Knowing what works in terms of tackling corruption is not easy.  In some places, it is straightforward enough to pinpoint what the problem is – a politician using an expenses regime for personal gain in order to, say, clean his moat or to renovate a duck house, for example – but finding a new set of processes to put that right can be surprisingly tricky.  Even now, five years after the MPs’ expenses episode originally hit the headlines in the UK, the story continues to run.  The Daily Mail (see here) ran a story on Saturday 25th January 2014 bemoaning not just the pettiness of claiming  30p for a jam doughnut (Rosie Cooper, Labour – for the record, I’d very much like to know where these 30p doughnuts are available, as that is an excellent price) , 4p for travel (Tristam Hunt, Labour), 7p for a paper clip (David Cameron, Conservative), 49p for a door mat (John Barrett, Lib Dem – are MPs now shopping at Poundland?
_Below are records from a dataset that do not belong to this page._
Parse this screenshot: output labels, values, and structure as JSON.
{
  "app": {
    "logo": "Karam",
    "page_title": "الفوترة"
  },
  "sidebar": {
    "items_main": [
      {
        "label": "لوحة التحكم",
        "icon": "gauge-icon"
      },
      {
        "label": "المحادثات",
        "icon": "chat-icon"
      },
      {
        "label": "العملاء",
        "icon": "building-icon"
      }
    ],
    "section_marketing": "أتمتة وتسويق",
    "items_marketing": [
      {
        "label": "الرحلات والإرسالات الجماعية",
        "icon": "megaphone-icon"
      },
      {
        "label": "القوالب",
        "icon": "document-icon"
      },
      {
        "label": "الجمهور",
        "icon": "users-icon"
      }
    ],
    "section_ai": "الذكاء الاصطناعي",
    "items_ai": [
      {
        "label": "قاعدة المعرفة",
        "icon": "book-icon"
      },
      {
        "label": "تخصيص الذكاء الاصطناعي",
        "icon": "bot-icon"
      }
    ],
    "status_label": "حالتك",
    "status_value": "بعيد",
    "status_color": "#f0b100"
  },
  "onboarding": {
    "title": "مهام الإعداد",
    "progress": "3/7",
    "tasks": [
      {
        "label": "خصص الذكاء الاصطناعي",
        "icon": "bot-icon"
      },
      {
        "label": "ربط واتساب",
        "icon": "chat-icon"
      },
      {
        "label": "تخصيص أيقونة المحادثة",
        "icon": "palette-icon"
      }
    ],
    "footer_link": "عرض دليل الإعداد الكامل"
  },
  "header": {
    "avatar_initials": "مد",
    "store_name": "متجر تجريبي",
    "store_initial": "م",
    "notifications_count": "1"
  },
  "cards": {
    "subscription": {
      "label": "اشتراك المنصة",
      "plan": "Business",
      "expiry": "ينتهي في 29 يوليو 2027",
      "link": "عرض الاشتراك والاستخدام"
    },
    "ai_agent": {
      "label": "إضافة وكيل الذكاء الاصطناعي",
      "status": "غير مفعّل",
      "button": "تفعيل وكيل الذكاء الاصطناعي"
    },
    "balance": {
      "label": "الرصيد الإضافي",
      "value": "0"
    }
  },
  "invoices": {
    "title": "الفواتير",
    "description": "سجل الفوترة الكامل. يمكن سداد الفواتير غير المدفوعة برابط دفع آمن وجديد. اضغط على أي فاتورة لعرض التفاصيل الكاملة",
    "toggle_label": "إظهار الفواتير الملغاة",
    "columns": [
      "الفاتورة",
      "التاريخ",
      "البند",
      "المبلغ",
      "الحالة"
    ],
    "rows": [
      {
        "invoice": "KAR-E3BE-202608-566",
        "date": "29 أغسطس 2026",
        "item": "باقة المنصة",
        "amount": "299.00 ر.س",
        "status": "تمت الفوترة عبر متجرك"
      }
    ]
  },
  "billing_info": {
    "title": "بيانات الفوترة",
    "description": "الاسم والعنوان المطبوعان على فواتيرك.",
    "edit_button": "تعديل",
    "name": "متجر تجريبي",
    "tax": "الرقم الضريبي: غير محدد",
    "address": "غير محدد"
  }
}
That’s a super deal) and 19p for Blu-Tac (Pat McFadden, Labour).  The pettiness of some of these claims to one side, the Mail was also enraged as they (the MPs) simply “don’t seem to get it”.  What precisely they don’t “seem to get” remained tantalisingly unclear, as no effort whatsoever was put in to outlining what the perfect expenses regime would look like.  That, it seems, is not the Daily Mail’s job.  It’s much more straightforward to point out some of the quirks within the system, some of the grey areas and some of the more bizarre claims.  Ideas on how to put this right?  No suggestions forthcoming.

It is easy to see both why voters will be annoyed at seeing MPs claim money back on the most trivial of things and why the Mail (amongst others) refuses to outline how we might move this debate forward.  The ‘new’ post-2009 expenses regime, headed by the Independent Parliamentary Standards Authority, is undoubtedly tighter and better regulated than the system that came before it, but making value judgements on what is and what is not an acceptable expense is actually very difficult.  MPs have long grumbled that IPSA is a bureaucratic nightmare, although few have dared say that in public.  IPSA’s challenge is to create a system that can be consistent, fair and flexible.  MPs have different needs (i.e. if your constituency is Newcastle upon Tyne Central then you should surely be entitled to claim more in travel costs than if you represent, for example, London-based Twickenham) and they face different challenges in their daily work patterns; the expenses system needs to reflect this and needs to be quick enough on its feet to recognise the difference between legitimate and illegitimate claims.   If anyone reading this blog thinks they have the answer, then IPSA will no doubt be very keen to hear from you.

On an altogether different note, the first week of the new term is always an exciting time for students on Sussex’s MA in Corruption and Governance.  Why?  The internship and project part of the course commences.  And, 2014 sees no less than 14 students involved in such things.  Hazel Stephens and Kim Castle began working this week with police officers in the UK’s International Proceeds of Corruption Unit at New Scotland Yard (see here for an example of how the IPCU works), whilst Sam Weatherill has joined up with the All-Party Parliamentary Group (APPG) on Anti-Corruption in Westminster.  Michael Badham-Jones, Francisco Ortiz and Felicitas Nuehaus will be working alongside the Overseas Anti-Corruption Unit (OACU) in the Square Mile, and no less than two different groups of students will be doing projects in conjunction with Transparency International in Berlin.  Exciting times ahead!

Dan Hough

Director, Sussex Centre for the Study of Corruption (SCSC)